In my third seat, I was working in the employment team. I thoroughly enjoyed this area of law, so I selected two employment modules relating to disputes in the workplace and the employment contract. These sessions hugely benefitted me in my seat as they developed my legal knowledge and practical skills.

I chose to study a commercial module to broaden my understanding of key clauses to think about when drafting contracts.

I also chose to attend a legal technology course to expand my knowledge in this area. The legal technology course looked at artificial intelligence and blockchain technology. This course expanded my knowledge of legal technology and how automation can be used to facilitate document review. We considered the benefits of legal technology and how it can be used to help clients. I think this will benefit my future career to ensure I stay up to date with changing technology.

Disputes in the workplace

I attended the employment session at the Moorgate campus with a fellow trainee. Prior to starting the course we went for a coffee to catch up, which was a great way to start the day.

As a group, we introduced ourselves and explained where we would like to qualify in the future.  This gave me an opportunity to connect with other attendees on the course.

We listened to the tutor cover different areas of law and the potential for disputes in the workplace.

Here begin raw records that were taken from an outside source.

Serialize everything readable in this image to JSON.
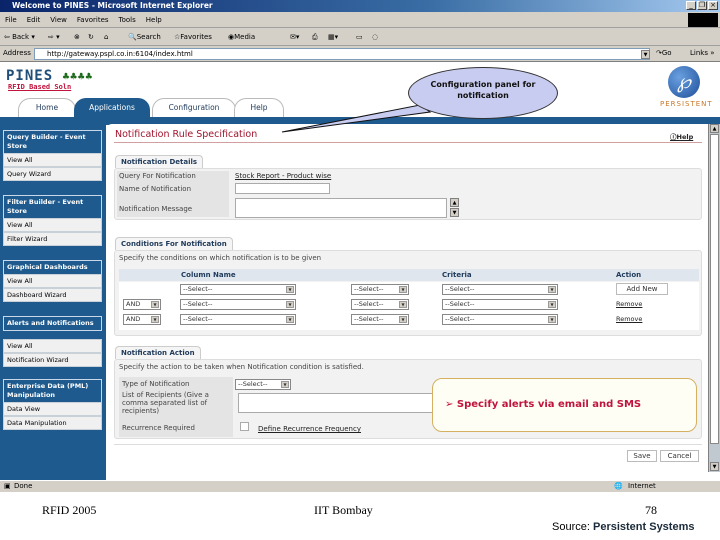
{
  "window": {
    "title": "Welcome to PINES - Microsoft Internet Explorer"
  },
  "menu": [
    "File",
    "Edit",
    "View",
    "Favorites",
    "Tools",
    "Help"
  ],
  "toolbar": {
    "back": "Back",
    "search": "Search",
    "favorites": "Favorites",
    "media": "Media"
  },
  "address": {
    "label": "Address",
    "url": "http://gateway.pspl.co.in:6104/index.html",
    "go": "Go",
    "links": "Links"
  },
  "brand": {
    "name": "PINES",
    "subtitle": "RFID Based Soln",
    "partner": "PERSISTENT"
  },
  "tabs": [
    {
      "label": "Home"
    },
    {
      "label": "Applications"
    },
    {
      "label": "Configuration"
    },
    {
      "label": "Help"
    }
  ],
  "sidebar": [
    {
      "header": "Query Builder - Event Store",
      "items": [
        "View All",
        "Query Wizard"
      ]
    },
    {
      "header": "Filter Builder - Event Store",
      "items": [
        "View All",
        "Filter Wizard"
      ]
    },
    {
      "header": "Graphical Dashboards",
      "items": [
        "View All",
        "Dashboard Wizard"
      ]
    },
    {
      "header": "Alerts and Notifications",
      "items": [
        "View All",
        "Notification Wizard"
      ]
    },
    {
      "header": "Enterprise Data (PML) Manipulation",
      "items": [
        "Data View",
        "Data Manipulation"
      ]
    }
  ],
  "page": {
    "title": "Notification Rule Specification",
    "help": "Help"
  },
  "details": {
    "tab": "Notification Details",
    "query_label": "Query For Notification",
    "query_value": "Stock Report - Product wise",
    "name_label": "Name of Notification",
    "name_value": "",
    "message_label": "Notification Message",
    "message_value": ""
  },
  "conditions": {
    "tab": "Conditions For Notification",
    "desc": "Specify the conditions on which notification is to be given",
    "headers": [
      "Column Name",
      "Criteria",
      "Action"
    ],
    "rows": [
      {
        "op": "",
        "column": "--Select--",
        "mid": "--Select--",
        "criteria": "--Select--",
        "action": "Add New"
      },
      {
        "op": "AND",
        "column": "--Select--",
        "mid": "--Select--",
        "criteria": "--Select--",
        "action": "Remove"
      },
      {
        "op": "AND",
        "column": "--Select--",
        "mid": "--Select--",
        "criteria": "--Select--",
        "action": "Remove"
      }
    ]
  },
  "action": {
    "tab": "Notification Action",
    "desc": "Specify the action to be taken when Notification condition is satisfied.",
    "type_label": "Type of Notification",
    "type_value": "--Select--",
    "recipients_label": "List of Recipients (Give a comma separated list of recipients)",
    "recurrence_label": "Recurrence Required",
    "recurrence_link": "Define Recurrence Frequency"
  },
  "buttons": {
    "save": "Save",
    "cancel": "Cancel"
  },
  "callout": "Configuration panel for notification",
  "note": "➢ Specify alerts via email and SMS",
  "status": {
    "left": "Done",
    "zone": "Internet"
  },
  "footer": {
    "left": "RFID 2005",
    "center": "IIT Bombay",
    "page": "78",
    "source_label": "Source:",
    "source": "Persistent Systems"
  }
}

For example, we reviewed unfair dismissal, redundancy, discrimination, and harassment.

Following this, we discussed how to advise clients on what steps could be undertaken to settle the disputes. This was an interactive session and we worked through different scenarios in smaller groups. My group reviewed a scenario on protected characteristics and discrimination and shared our ideas on options for the client.

Practical commercial contract drafting

I also benefitted from attending a practical commercial contract drafting course to refine my drafting skills. This course was held online. The tutor gave an overview of what to consider when drafting contracts for clients.  We worked in smaller break out rooms to practice our drafting skills. The breakout rooms meant we could meet other attendees and work collaboratively to share our ideas on how to tackle the questions. We then provided our answers to the rest of the wider group. It was a good opportunity to see how others approached drafting the clauses and to reflect on my own ideas. My final seat is a mixed seat of contentious and non-contentious work, so it has been a good reminder of what to consider when drafting a contract from the perspective of different parties.

Please note that only those who have studied the Legal Practice Course (or LPC) will need to complete the PSC and if you have studied (or intend to study) the Solicitors Qualifying Examination, then you will not be required to complete the PSC. Please contact our Graduate Recruitment team for further information about the options for commencing a legal career at Michelmores.